    Audio quality on this set is also pretty much what you'd expect. There is an episode or two where the sound is a bit distorted. Some people's voices sound fine while others are muffled. The levels are a bit off but it isn't for very long and the rest of the DVD's audio is decent. Audio is English only with no subtitles.

    The only extra on this two-disc set is a new interview with the Bar None's own lifeguard Melody, Christine Taylor. She talks about how the show affected her teenage years, her schooling and the camaraderie of the actors. She discusses how the show was a real long shot for Nickelodeon at the time and it being a predecessor for later shows like Fifteen and Welcome Freshmen. She remembers the times since the show ended that she's been recognized as Melody and the show's impact on her acting career. She seems to have fond memories of that time of her life, but doesn't take it too seriously. She can definitely laugh at the show's corniness. For one extra, it's a good one.

    The Final Word:

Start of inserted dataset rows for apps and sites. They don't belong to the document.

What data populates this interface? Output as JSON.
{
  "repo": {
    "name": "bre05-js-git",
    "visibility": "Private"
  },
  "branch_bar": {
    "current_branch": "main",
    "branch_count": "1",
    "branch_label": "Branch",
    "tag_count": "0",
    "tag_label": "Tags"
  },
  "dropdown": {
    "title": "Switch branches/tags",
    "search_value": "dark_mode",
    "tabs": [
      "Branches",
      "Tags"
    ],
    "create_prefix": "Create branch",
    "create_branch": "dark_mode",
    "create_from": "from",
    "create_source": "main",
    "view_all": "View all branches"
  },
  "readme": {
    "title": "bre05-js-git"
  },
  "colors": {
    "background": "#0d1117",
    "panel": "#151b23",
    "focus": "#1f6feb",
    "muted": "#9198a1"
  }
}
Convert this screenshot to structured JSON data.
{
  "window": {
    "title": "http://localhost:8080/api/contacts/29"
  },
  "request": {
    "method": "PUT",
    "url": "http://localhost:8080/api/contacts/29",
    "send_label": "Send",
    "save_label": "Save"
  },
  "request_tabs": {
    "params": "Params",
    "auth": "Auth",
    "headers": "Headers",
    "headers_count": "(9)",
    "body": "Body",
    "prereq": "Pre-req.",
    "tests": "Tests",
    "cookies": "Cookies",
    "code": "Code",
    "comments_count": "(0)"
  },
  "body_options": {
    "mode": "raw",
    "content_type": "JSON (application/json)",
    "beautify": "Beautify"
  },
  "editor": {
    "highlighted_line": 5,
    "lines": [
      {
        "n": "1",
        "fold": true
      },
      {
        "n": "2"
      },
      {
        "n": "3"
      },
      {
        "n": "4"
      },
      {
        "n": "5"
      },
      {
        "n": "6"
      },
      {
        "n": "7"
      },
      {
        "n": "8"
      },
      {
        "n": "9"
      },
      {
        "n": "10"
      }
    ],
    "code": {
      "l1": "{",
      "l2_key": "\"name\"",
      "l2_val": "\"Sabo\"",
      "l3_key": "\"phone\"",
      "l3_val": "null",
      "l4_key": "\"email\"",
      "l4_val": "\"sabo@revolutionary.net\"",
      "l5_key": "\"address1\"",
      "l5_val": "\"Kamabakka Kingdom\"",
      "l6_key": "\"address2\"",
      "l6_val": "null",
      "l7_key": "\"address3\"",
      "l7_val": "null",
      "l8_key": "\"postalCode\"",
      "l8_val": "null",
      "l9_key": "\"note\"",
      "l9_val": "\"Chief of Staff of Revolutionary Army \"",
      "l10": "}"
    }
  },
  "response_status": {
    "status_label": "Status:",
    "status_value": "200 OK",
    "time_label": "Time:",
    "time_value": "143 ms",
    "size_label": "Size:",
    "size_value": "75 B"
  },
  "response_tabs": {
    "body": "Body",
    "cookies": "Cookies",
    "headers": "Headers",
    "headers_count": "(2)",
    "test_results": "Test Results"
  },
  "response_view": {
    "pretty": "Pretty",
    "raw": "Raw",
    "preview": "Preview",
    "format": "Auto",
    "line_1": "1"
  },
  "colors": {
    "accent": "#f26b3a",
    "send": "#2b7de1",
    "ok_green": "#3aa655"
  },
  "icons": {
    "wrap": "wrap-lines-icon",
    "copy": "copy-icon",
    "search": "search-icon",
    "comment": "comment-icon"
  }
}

    This is a great set for someone who watched this show when it originally aired or caught the reruns a few years later. It's doubtful someone who had never seen the show would appreciate it much now. Some of the language is a bit dated, but maybe younger kids might dig this show now. It's unlikely though that it would appeal to its original target audience but that's okay. Hopefully there are enough stuck-in-their-childhood dorks like me out there that will snatch this set up. And again, hoping for the later seasons, Shout Factory!

















    Comments 3 Comments
    1. Paul Casey's Avatar
      Paul Casey -
      Maybe they'll get Salute Your Shorts out sometime. That show's the greatest.
    1. Toyboy's Avatar
      Toyboy -
      Why were Danny's shoulders so high? And why was he so high? Dude looked perpetually stoned.
    1. Alison Jane's Avatar
      Alison Jane -
      Hahaha... he wasn't high, he was mellow. As most "Native Americans" whose last name is Torres are.